Executive vice president & general manager, Multimedia Nokia Corporation
E Where, would you say, are we in terms of technology?
Today, anything that is about emotions and feelings, like words or pictures, can be digitized. And if it can be digitized, it will be digitized. Then it can be put on the Internet and as technology progresses, everything, all feelings, all emotions, all literature and entertainment, all music, everything will be put in this cloud called the Internet. With devices that are able to use all that digital information, this can become as real to me as the physical environment or the analogue information around me wherever I am. The unnecessary use of analogue methods for creating and sharing the concepts of the abstract that the human being can understand is going to change, and we will be living, instead of just in physical reality, in an augmented reality, a virtuality as real to us as the world.

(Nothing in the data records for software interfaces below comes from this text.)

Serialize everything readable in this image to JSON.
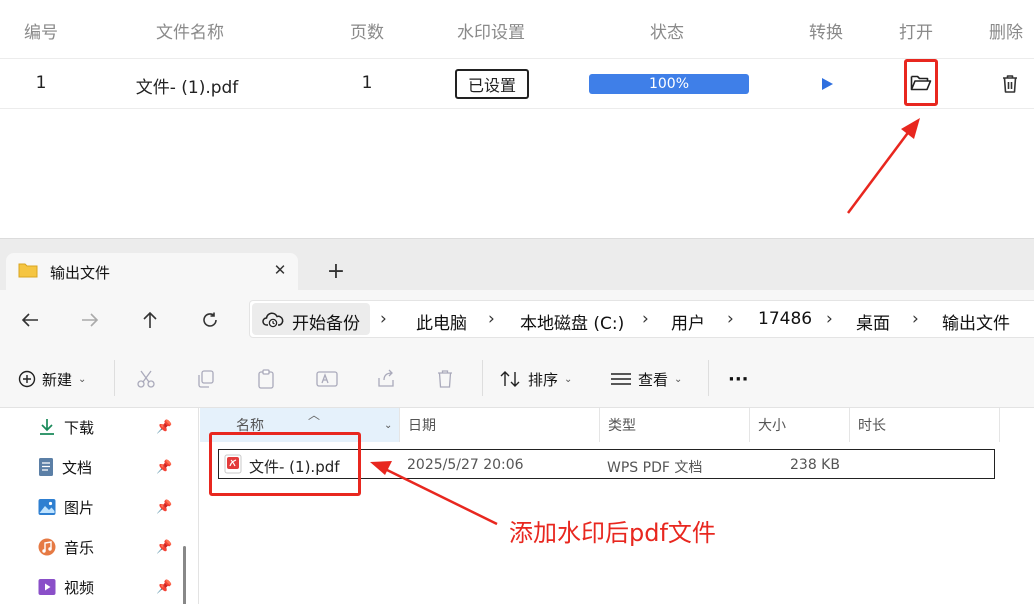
{
  "task_table": {
    "headers": [
      "编号",
      "文件名称",
      "页数",
      "水印设置",
      "状态",
      "转换",
      "打开",
      "删除"
    ],
    "row": {
      "index": "1",
      "filename": "文件- (1).pdf",
      "pages": "1",
      "watermark_badge": "已设置",
      "progress_label": "100%",
      "progress_value": 1.0
    }
  },
  "explorer": {
    "tab_title": "输出文件",
    "tab_close": "✕",
    "tab_new": "+",
    "backup_label": "开始备份",
    "breadcrumbs": [
      "此电脑",
      "本地磁盘 (C:)",
      "用户",
      "17486",
      "桌面",
      "输出文件"
    ],
    "separator": "›",
    "toolbar": {
      "new_label": "新建",
      "sort_label": "排序",
      "view_label": "查看",
      "more_label": "···"
    },
    "sidebar": [
      {
        "label": "下载",
        "icon": "download-icon"
      },
      {
        "label": "文档",
        "icon": "document-icon"
      },
      {
        "label": "图片",
        "icon": "pictures-icon"
      },
      {
        "label": "音乐",
        "icon": "music-icon"
      },
      {
        "label": "视频",
        "icon": "video-icon"
      }
    ],
    "columns": [
      "名称",
      "日期",
      "类型",
      "大小",
      "时长"
    ],
    "file": {
      "name": "文件- (1).pdf",
      "date": "2025/5/27 20:06",
      "type": "WPS PDF 文档",
      "size": "238 KB",
      "duration": ""
    }
  },
  "annotation": {
    "text": "添加水印后pdf文件",
    "color": "#e8271f"
  },
  "colors": {
    "progress": "#3f7fe8",
    "highlight": "#e8271f",
    "folder": "#f5c542"
  }
}
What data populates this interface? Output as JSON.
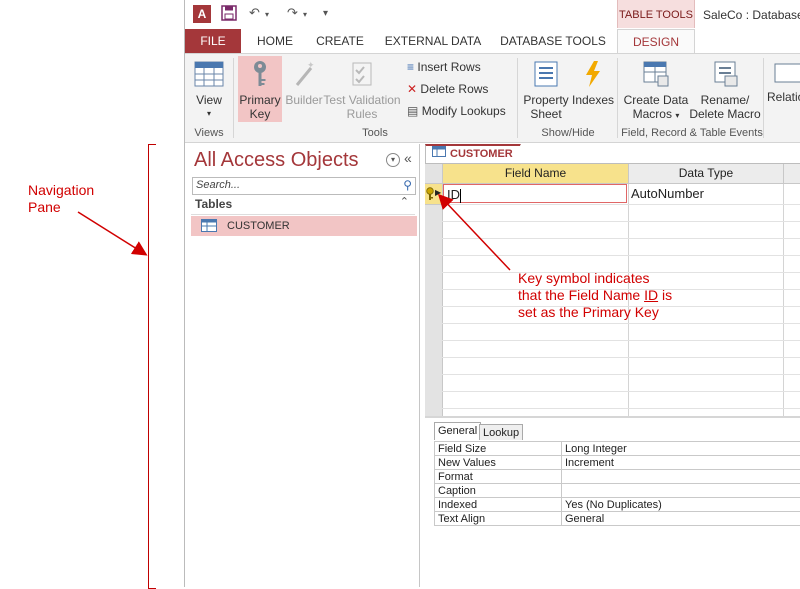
{
  "annotations": {
    "navigation_pane": "Navigation\nPane",
    "key_note": "Key symbol indicates\nthat the Field Name ID is\nset as the Primary Key",
    "key_note_lines": [
      "Key symbol indicates",
      "that the Field Name ",
      "ID",
      " is",
      "set as the Primary Key"
    ]
  },
  "titlebar": {
    "app_icon_letter": "A",
    "context_tab": "TABLE TOOLS",
    "document_title": "SaleCo : Database- C"
  },
  "ribbon_tabs": [
    "FILE",
    "HOME",
    "CREATE",
    "EXTERNAL DATA",
    "DATABASE TOOLS",
    "DESIGN"
  ],
  "ribbon": {
    "view": "View",
    "primary_key": [
      "Primary",
      "Key"
    ],
    "builder": "Builder",
    "test_validation": [
      "Test Validation",
      "Rules"
    ],
    "insert_rows": "Insert Rows",
    "delete_rows": "Delete Rows",
    "modify_lookups": "Modify Lookups",
    "property_sheet": [
      "Property",
      "Sheet"
    ],
    "indexes": "Indexes",
    "create_data_macros": [
      "Create Data",
      "Macros"
    ],
    "rename_delete_macro": [
      "Rename/",
      "Delete Macro"
    ],
    "relationships": "Relatio",
    "groups": {
      "views": "Views",
      "tools": "Tools",
      "show_hide": "Show/Hide",
      "field_record_events": "Field, Record & Table Events"
    }
  },
  "nav": {
    "title": "All Access Objects",
    "search_placeholder": "Search...",
    "section": "Tables",
    "items": [
      {
        "label": "CUSTOMER"
      }
    ]
  },
  "document": {
    "tab_label": "CUSTOMER",
    "columns": [
      "Field Name",
      "Data Type"
    ],
    "rows": [
      {
        "field_name": "ID",
        "data_type": "AutoNumber",
        "primary_key": true
      }
    ]
  },
  "properties": {
    "tabs": [
      "General",
      "Lookup"
    ],
    "rows": [
      {
        "name": "Field Size",
        "value": "Long Integer"
      },
      {
        "name": "New Values",
        "value": "Increment"
      },
      {
        "name": "Format",
        "value": ""
      },
      {
        "name": "Caption",
        "value": ""
      },
      {
        "name": "Indexed",
        "value": "Yes (No Duplicates)"
      },
      {
        "name": "Text Align",
        "value": "General"
      }
    ]
  },
  "colors": {
    "accent": "#a4373a",
    "annotation": "#d10000",
    "key_highlight": "#f2c5c5"
  }
}
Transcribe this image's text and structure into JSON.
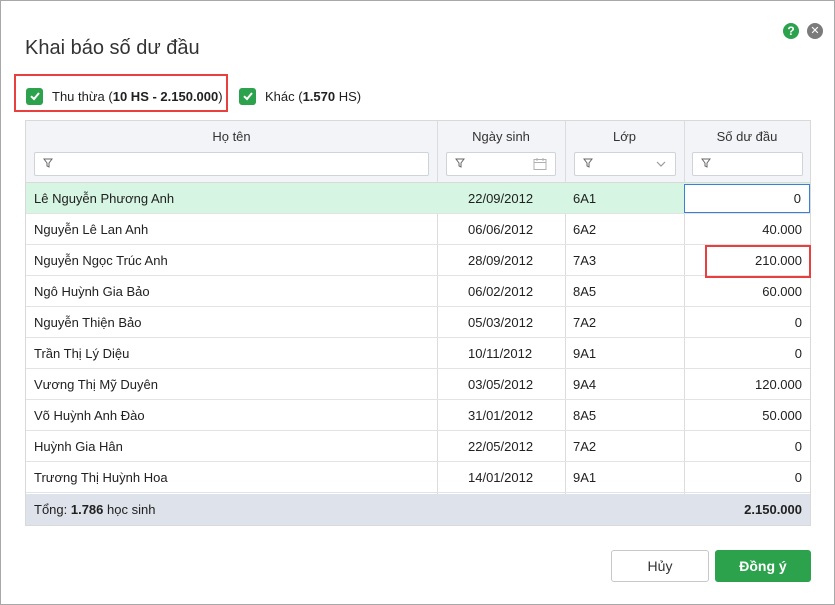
{
  "dialog": {
    "title": "Khai báo số dư đầu",
    "help_icon": "question-circle-icon",
    "close_icon": "close-circle-icon"
  },
  "options": [
    {
      "label_prefix": "Thu thừa (",
      "label_bold": "10 HS - 2.150.000",
      "label_suffix": ")",
      "checked": true
    },
    {
      "label_prefix": "Khác (",
      "label_bold": "1.570",
      "label_suffix": " HS)",
      "checked": true
    }
  ],
  "table": {
    "columns": [
      "Họ tên",
      "Ngày sinh",
      "Lớp",
      "Số dư đầu"
    ],
    "rows": [
      {
        "name": "Lê Nguyễn Phương Anh",
        "dob": "22/09/2012",
        "class": "6A1",
        "balance": "0",
        "selected": true,
        "editing": true
      },
      {
        "name": "Nguyễn Lê  Lan Anh",
        "dob": "06/06/2012",
        "class": "6A2",
        "balance": "40.000"
      },
      {
        "name": "Nguyễn Ngọc Trúc Anh",
        "dob": "28/09/2012",
        "class": "7A3",
        "balance": "210.000",
        "highlighted": true
      },
      {
        "name": "Ngô Huỳnh Gia Bảo",
        "dob": "06/02/2012",
        "class": "8A5",
        "balance": "60.000"
      },
      {
        "name": "Nguyễn Thiện Bảo",
        "dob": "05/03/2012",
        "class": "7A2",
        "balance": "0"
      },
      {
        "name": "Trần Thị Lý Diệu",
        "dob": "10/11/2012",
        "class": "9A1",
        "balance": "0"
      },
      {
        "name": "Vương Thị Mỹ Duyên",
        "dob": "03/05/2012",
        "class": "9A4",
        "balance": "120.000"
      },
      {
        "name": "Võ Huỳnh Anh Đào",
        "dob": "31/01/2012",
        "class": "8A5",
        "balance": "50.000"
      },
      {
        "name": "Huỳnh Gia Hân",
        "dob": "22/05/2012",
        "class": "7A2",
        "balance": "0"
      },
      {
        "name": "Trương Thị Huỳnh Hoa",
        "dob": "14/01/2012",
        "class": "9A1",
        "balance": "0"
      }
    ],
    "footer": {
      "prefix": "Tổng: ",
      "count": "1.786",
      "suffix": " học sinh",
      "total": "2.150.000"
    }
  },
  "buttons": {
    "cancel": "Hủy",
    "ok": "Đồng ý"
  },
  "colors": {
    "accent": "#2ca24d",
    "highlight": "#e8403e",
    "selected_row": "#d6f5e2",
    "focus_border": "#3b7fd8"
  }
}
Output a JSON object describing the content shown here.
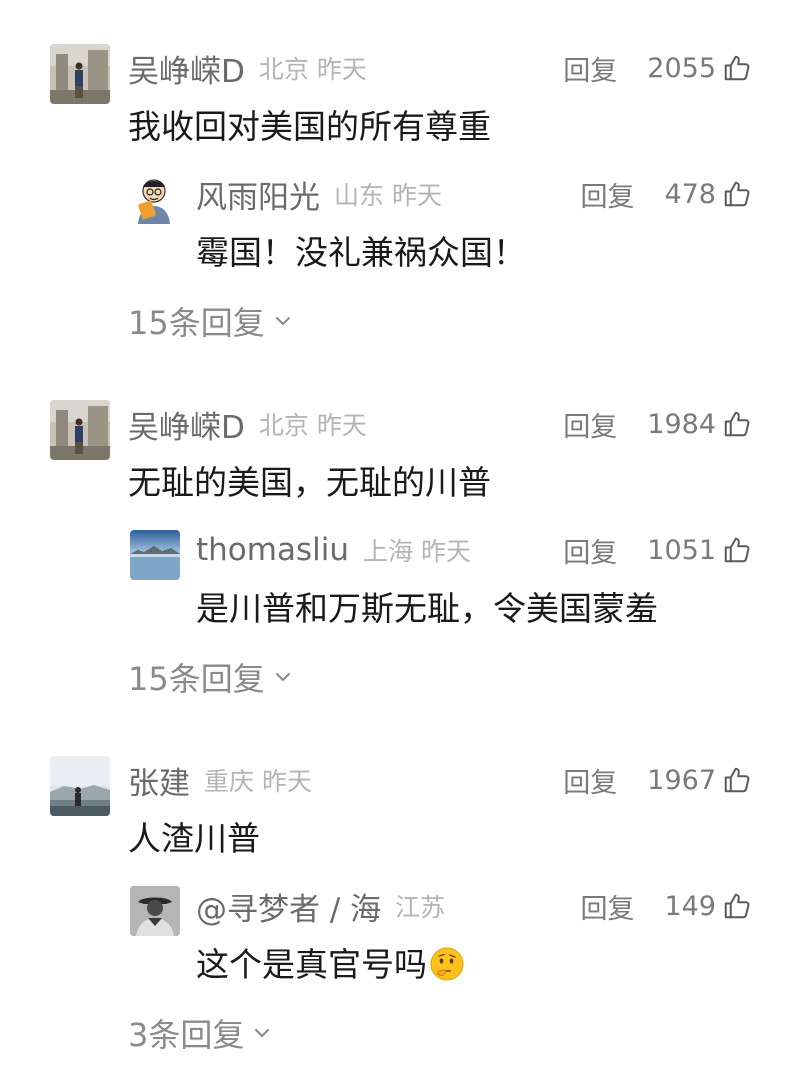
{
  "threads": [
    {
      "comment": {
        "user": "吴峥嵘D",
        "location": "北京",
        "time": "昨天",
        "reply_label": "回复",
        "likes": "2055",
        "text": "我收回对美国的所有尊重"
      },
      "top_reply": {
        "user": "风雨阳光",
        "location": "山东",
        "time": "昨天",
        "reply_label": "回复",
        "likes": "478",
        "text": "霉国！没礼兼祸众国！"
      },
      "more_replies": "15条回复"
    },
    {
      "comment": {
        "user": "吴峥嵘D",
        "location": "北京",
        "time": "昨天",
        "reply_label": "回复",
        "likes": "1984",
        "text": "无耻的美国，无耻的川普"
      },
      "top_reply": {
        "user": "thomasliu",
        "location": "上海",
        "time": "昨天",
        "reply_label": "回复",
        "likes": "1051",
        "text": "是川普和万斯无耻，令美国蒙羞"
      },
      "more_replies": "15条回复"
    },
    {
      "comment": {
        "user": "张建",
        "location": "重庆",
        "time": "昨天",
        "reply_label": "回复",
        "likes": "1967",
        "text": "人渣川普"
      },
      "top_reply": {
        "user": "@寻梦者 / 海",
        "location": "江苏",
        "time": "",
        "reply_label": "回复",
        "likes": "149",
        "text": "这个是真官号吗",
        "emoji": "thinking-face-icon"
      },
      "more_replies": "3条回复"
    }
  ],
  "icons": {
    "like": "thumbs-up-icon",
    "expand": "chevron-down-icon"
  },
  "colors": {
    "name": "#6b6b6b",
    "meta": "#b4b4b4",
    "text": "#1a1a1a",
    "action": "#7a7a7a"
  }
}
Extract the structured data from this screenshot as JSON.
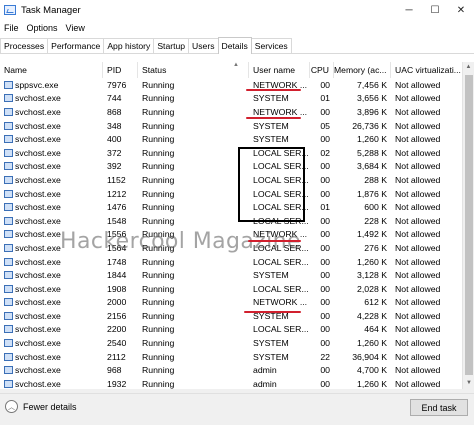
{
  "window": {
    "title": "Task Manager",
    "minimize": "─",
    "maximize": "☐",
    "close": "✕"
  },
  "menu": [
    "File",
    "Options",
    "View"
  ],
  "tabs": [
    "Processes",
    "Performance",
    "App history",
    "Startup",
    "Users",
    "Details",
    "Services"
  ],
  "active_tab": "Details",
  "columns": {
    "name": "Name",
    "pid": "PID",
    "status": "Status",
    "user": "User name",
    "cpu": "CPU",
    "memory": "Memory (ac...",
    "uac": "UAC virtualizati..."
  },
  "rows": [
    {
      "name": "sppsvc.exe",
      "pid": "7976",
      "status": "Running",
      "user": "NETWORK ...",
      "cpu": "00",
      "memory": "7,456 K",
      "uac": "Not allowed"
    },
    {
      "name": "svchost.exe",
      "pid": "744",
      "status": "Running",
      "user": "SYSTEM",
      "cpu": "01",
      "memory": "3,656 K",
      "uac": "Not allowed"
    },
    {
      "name": "svchost.exe",
      "pid": "868",
      "status": "Running",
      "user": "NETWORK ...",
      "cpu": "00",
      "memory": "3,896 K",
      "uac": "Not allowed"
    },
    {
      "name": "svchost.exe",
      "pid": "348",
      "status": "Running",
      "user": "SYSTEM",
      "cpu": "05",
      "memory": "26,736 K",
      "uac": "Not allowed"
    },
    {
      "name": "svchost.exe",
      "pid": "400",
      "status": "Running",
      "user": "SYSTEM",
      "cpu": "00",
      "memory": "1,260 K",
      "uac": "Not allowed"
    },
    {
      "name": "svchost.exe",
      "pid": "372",
      "status": "Running",
      "user": "LOCAL SER...",
      "cpu": "02",
      "memory": "5,288 K",
      "uac": "Not allowed"
    },
    {
      "name": "svchost.exe",
      "pid": "392",
      "status": "Running",
      "user": "LOCAL SER...",
      "cpu": "00",
      "memory": "3,684 K",
      "uac": "Not allowed"
    },
    {
      "name": "svchost.exe",
      "pid": "1152",
      "status": "Running",
      "user": "LOCAL SER...",
      "cpu": "00",
      "memory": "288 K",
      "uac": "Not allowed"
    },
    {
      "name": "svchost.exe",
      "pid": "1212",
      "status": "Running",
      "user": "LOCAL SER...",
      "cpu": "00",
      "memory": "1,876 K",
      "uac": "Not allowed"
    },
    {
      "name": "svchost.exe",
      "pid": "1476",
      "status": "Running",
      "user": "LOCAL SER...",
      "cpu": "01",
      "memory": "600 K",
      "uac": "Not allowed"
    },
    {
      "name": "svchost.exe",
      "pid": "1548",
      "status": "Running",
      "user": "LOCAL SER...",
      "cpu": "00",
      "memory": "228 K",
      "uac": "Not allowed"
    },
    {
      "name": "svchost.exe",
      "pid": "1556",
      "status": "Running",
      "user": "NETWORK ...",
      "cpu": "00",
      "memory": "1,492 K",
      "uac": "Not allowed"
    },
    {
      "name": "svchost.exe",
      "pid": "1564",
      "status": "Running",
      "user": "LOCAL SER...",
      "cpu": "00",
      "memory": "276 K",
      "uac": "Not allowed"
    },
    {
      "name": "svchost.exe",
      "pid": "1748",
      "status": "Running",
      "user": "LOCAL SER...",
      "cpu": "00",
      "memory": "1,260 K",
      "uac": "Not allowed"
    },
    {
      "name": "svchost.exe",
      "pid": "1844",
      "status": "Running",
      "user": "SYSTEM",
      "cpu": "00",
      "memory": "3,128 K",
      "uac": "Not allowed"
    },
    {
      "name": "svchost.exe",
      "pid": "1908",
      "status": "Running",
      "user": "LOCAL SER...",
      "cpu": "00",
      "memory": "2,028 K",
      "uac": "Not allowed"
    },
    {
      "name": "svchost.exe",
      "pid": "2000",
      "status": "Running",
      "user": "NETWORK ...",
      "cpu": "00",
      "memory": "612 K",
      "uac": "Not allowed"
    },
    {
      "name": "svchost.exe",
      "pid": "2156",
      "status": "Running",
      "user": "SYSTEM",
      "cpu": "00",
      "memory": "4,228 K",
      "uac": "Not allowed"
    },
    {
      "name": "svchost.exe",
      "pid": "2200",
      "status": "Running",
      "user": "LOCAL SER...",
      "cpu": "00",
      "memory": "464 K",
      "uac": "Not allowed"
    },
    {
      "name": "svchost.exe",
      "pid": "2540",
      "status": "Running",
      "user": "SYSTEM",
      "cpu": "00",
      "memory": "1,260 K",
      "uac": "Not allowed"
    },
    {
      "name": "svchost.exe",
      "pid": "2112",
      "status": "Running",
      "user": "SYSTEM",
      "cpu": "22",
      "memory": "36,904 K",
      "uac": "Not allowed"
    },
    {
      "name": "svchost.exe",
      "pid": "968",
      "status": "Running",
      "user": "admin",
      "cpu": "00",
      "memory": "4,700 K",
      "uac": "Not allowed"
    },
    {
      "name": "svchost.exe",
      "pid": "1932",
      "status": "Running",
      "user": "admin",
      "cpu": "00",
      "memory": "1,260 K",
      "uac": "Not allowed"
    }
  ],
  "footer": {
    "fewer_details": "Fewer details",
    "end_task": "End task"
  },
  "watermark": "Hackercool Magazine",
  "colors": {
    "annotation_underline": "#d1202e",
    "annotation_box": "#000000",
    "window_bg": "#ffffff",
    "footer_bg": "#f0f0f0"
  }
}
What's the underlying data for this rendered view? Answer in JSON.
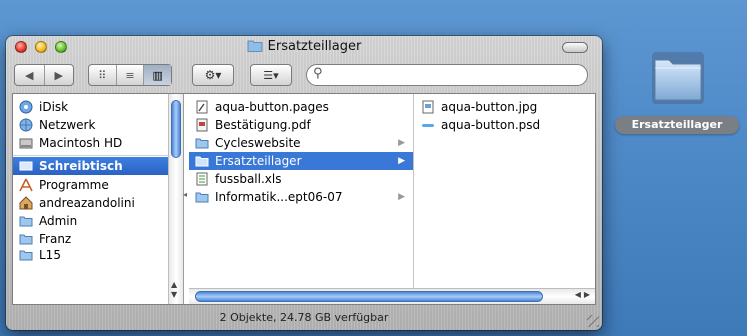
{
  "window": {
    "title": "Ersatzteillager",
    "toolbar": {
      "back_label": "◀",
      "forward_label": "▶",
      "view_icons_label": "⠿",
      "view_list_label": "≡",
      "view_columns_label": "▥",
      "action_label": "⚙▾",
      "arrange_label": "☰▾",
      "search": {
        "value": "",
        "placeholder": ""
      }
    },
    "status": "2 Objekte, 24.78 GB verfügbar"
  },
  "sidebar": {
    "items": [
      {
        "label": "iDisk",
        "icon": "idisk-icon"
      },
      {
        "label": "Netzwerk",
        "icon": "network-icon"
      },
      {
        "label": "Macintosh HD",
        "icon": "harddisk-icon"
      },
      {
        "label": "Schreibtisch",
        "icon": "desktop-icon",
        "selected": true
      },
      {
        "label": "Programme",
        "icon": "applications-icon"
      },
      {
        "label": "andreazandolini",
        "icon": "home-icon"
      },
      {
        "label": "Admin",
        "icon": "folder-icon"
      },
      {
        "label": "Franz",
        "icon": "folder-icon"
      },
      {
        "label": "L15",
        "icon": "folder-icon"
      }
    ]
  },
  "column2": {
    "items": [
      {
        "label": "aqua-button.pages",
        "icon": "pages-document-icon",
        "has_children": false
      },
      {
        "label": "Bestätigung.pdf",
        "icon": "pdf-document-icon",
        "has_children": false
      },
      {
        "label": "Cycleswebsite",
        "icon": "folder-icon",
        "has_children": true
      },
      {
        "label": "Ersatzteillager",
        "icon": "folder-icon",
        "has_children": true,
        "selected": true
      },
      {
        "label": "fussball.xls",
        "icon": "spreadsheet-icon",
        "has_children": false
      },
      {
        "label": "Informatik...ept06-07",
        "icon": "folder-icon",
        "has_children": true
      }
    ]
  },
  "column3": {
    "items": [
      {
        "label": "aqua-button.jpg",
        "icon": "jpg-image-icon"
      },
      {
        "label": "aqua-button.psd",
        "icon": "psd-image-icon"
      }
    ]
  },
  "desktop": {
    "icon_label": "Ersatzteillager"
  },
  "colors": {
    "desktop": "#4f8bc9",
    "selection": "#3a78d8",
    "label_bg": "#7a7f86"
  }
}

E Isn’t music a bit different? It’s not exactly always around us.
Music has universality everywhere. But it is also a business with rights holders, who are monetizing this feeling that I get when I listen to music. That has been broken. Much of it has been stolen. We aim to get it back to its owners and creators, and to ensure that this business and ecosystem is going to continue.
E How do you do that?
The Middle East is no exception to the world. There is the question of lawfulness and morals. Do you want to be a criminal? If you became a criminal by accident, because you did not know better, but then end up paying, you are not a criminal anymore. Given that, then, all the music you consume is going to become legal.
E But why develop a new music platform instead of using or linking to existing ones?
Because the platforms we have seen so far are inadequate, they are not offering what we believe the consumers are willing to have, but I want to emphasize that our strategies are not exclusive. The whole software is open source. We are inviting other people to join in rather than trying to sort of cut them out. Nokia is about connecting people. Nokia is not only offering commercial content to people but enabling people to create their own content and to share it in interesting ways with their friends.
to an average of 18 months, according to Cherfan, the outlook for the mobile phone sector does not look propitious. Having done well in previous years, mobile phone sales are now looking flat. Net income for Sony Ericsson fell 48% during the first quarter of 2008 and the company later stated that growth in 2009 would be “flattish”. Regionally, other companies, like LG, are falling short in 2008. “We’re not meeting our target this year,” stated K.W. Kim, CEO of LG Electronics Middle East and Africa, in an interview with Gulf News.
Cherfan explained that companies that concentrated on volume models had been growing until the market became saturated in 2008, at which point only the companies that invested in higher-end models continued to do well. “We expect 2009 and 2010 to become more and more difficult in the telecom sector with only one or two major players emerging,” he said.
It is not a presumptuous claim to state that everything in the retail ICT market will continue to be fine. However, the industry is by no means immune to the wider effects of a global recession. According to IDC data, in 2009 the IT markets in the Middle East and Africa will experience a growth of 8.5%. That figure is down from 14% in 2008 and the 12% prediction before the onset of the latest phase of the international financial crisis. Although the retail market is somewhat shielded from the IT market as a whole, since most of the spending cuts will be on the commercial side of the industry, retail sales and growth are bound to be affected as well. “Things will really reposition themselves back to a real environment and get out of a virtual growth cycle,” said Chalhoub. Cherfan added that, “The super-growth across the board in our region will definitely slow down.”
Comparatively speaking, the ICT sector (and in particular the retail side of the business) are better off than many other industries, which are still reeling from the effects of the global financial crisis. The need and the desire for ICT products look to remain strong as the region continues to regard technological advance as a necessity that cannot be forgone. The clicking will continue.